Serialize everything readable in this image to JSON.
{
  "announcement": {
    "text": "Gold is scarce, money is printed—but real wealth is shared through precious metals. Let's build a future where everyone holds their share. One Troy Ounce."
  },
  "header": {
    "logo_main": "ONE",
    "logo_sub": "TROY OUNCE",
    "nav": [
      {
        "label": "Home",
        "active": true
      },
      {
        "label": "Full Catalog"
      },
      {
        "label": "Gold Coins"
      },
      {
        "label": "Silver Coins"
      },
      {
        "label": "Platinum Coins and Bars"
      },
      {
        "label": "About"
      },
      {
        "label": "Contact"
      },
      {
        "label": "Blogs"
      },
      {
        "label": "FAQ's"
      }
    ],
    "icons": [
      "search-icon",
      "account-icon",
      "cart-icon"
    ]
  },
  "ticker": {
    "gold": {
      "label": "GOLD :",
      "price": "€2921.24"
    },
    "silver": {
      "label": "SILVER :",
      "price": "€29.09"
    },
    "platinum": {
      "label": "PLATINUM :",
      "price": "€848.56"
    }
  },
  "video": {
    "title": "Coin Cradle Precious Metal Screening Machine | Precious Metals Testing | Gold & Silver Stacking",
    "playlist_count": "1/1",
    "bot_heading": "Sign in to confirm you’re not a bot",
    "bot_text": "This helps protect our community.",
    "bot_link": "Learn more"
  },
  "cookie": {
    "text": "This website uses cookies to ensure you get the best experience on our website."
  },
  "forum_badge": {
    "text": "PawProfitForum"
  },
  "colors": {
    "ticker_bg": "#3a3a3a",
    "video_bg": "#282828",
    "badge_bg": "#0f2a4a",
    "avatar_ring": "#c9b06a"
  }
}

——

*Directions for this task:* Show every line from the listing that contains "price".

*Exercise answer:*
      "price": "€2921.24"
      "price": "€29.09"
      "price": "€848.56"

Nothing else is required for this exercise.